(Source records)

==========

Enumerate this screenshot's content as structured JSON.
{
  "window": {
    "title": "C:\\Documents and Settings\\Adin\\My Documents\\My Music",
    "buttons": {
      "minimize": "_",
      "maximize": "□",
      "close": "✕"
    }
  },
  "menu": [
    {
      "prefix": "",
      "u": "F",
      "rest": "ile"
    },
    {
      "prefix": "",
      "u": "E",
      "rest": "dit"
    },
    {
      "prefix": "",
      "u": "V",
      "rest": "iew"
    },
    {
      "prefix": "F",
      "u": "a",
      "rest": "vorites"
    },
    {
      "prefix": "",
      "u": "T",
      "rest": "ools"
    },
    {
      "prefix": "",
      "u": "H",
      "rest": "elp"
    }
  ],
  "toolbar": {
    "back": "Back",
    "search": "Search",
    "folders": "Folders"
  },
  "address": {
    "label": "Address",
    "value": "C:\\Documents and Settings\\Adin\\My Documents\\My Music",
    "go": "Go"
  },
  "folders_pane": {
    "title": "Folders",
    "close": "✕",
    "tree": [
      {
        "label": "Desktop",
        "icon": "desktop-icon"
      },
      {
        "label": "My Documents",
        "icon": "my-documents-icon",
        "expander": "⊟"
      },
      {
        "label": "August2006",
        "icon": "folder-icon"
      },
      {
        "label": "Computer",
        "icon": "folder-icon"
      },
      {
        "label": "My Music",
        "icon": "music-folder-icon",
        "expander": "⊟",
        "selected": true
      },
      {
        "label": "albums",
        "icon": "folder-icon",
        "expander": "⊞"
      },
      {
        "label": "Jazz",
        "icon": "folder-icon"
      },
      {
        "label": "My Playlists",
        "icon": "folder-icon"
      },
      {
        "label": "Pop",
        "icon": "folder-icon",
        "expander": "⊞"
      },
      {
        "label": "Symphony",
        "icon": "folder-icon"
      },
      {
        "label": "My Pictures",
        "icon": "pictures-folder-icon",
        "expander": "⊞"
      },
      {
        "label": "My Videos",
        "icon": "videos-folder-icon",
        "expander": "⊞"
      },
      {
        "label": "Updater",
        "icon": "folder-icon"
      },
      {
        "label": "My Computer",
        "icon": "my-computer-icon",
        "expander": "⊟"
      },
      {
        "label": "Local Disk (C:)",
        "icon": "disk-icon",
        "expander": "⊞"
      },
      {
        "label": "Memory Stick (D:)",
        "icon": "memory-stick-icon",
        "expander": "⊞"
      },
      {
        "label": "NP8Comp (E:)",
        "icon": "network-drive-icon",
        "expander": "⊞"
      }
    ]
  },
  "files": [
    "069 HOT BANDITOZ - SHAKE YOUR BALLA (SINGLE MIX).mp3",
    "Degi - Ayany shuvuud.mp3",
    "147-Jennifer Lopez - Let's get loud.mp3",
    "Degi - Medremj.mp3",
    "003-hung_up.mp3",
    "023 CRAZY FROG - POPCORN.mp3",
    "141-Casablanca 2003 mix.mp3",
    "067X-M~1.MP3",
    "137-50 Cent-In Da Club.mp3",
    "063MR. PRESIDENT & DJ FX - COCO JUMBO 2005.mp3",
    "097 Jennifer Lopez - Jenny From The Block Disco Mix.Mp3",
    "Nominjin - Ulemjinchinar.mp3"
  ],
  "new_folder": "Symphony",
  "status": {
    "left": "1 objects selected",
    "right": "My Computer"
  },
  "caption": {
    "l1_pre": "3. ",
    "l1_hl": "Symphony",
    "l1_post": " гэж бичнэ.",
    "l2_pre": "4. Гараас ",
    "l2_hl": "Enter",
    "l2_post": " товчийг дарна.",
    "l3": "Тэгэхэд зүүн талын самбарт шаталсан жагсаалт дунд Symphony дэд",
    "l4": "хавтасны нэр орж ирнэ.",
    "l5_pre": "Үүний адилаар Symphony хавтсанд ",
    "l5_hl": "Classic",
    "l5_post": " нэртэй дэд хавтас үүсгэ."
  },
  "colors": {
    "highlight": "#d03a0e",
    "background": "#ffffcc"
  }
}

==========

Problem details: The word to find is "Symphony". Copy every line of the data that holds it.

Written solution:
        "label": "Symphony",
  "new_folder": "Symphony",
    "l1_hl": "Symphony",
    "l3": "Тэгэхэд зүүн талын самбарт шаталсан жагсаалт дунд Symphony дэд",
    "l5_pre": "Үүний адилаар Symphony хавтсанд ",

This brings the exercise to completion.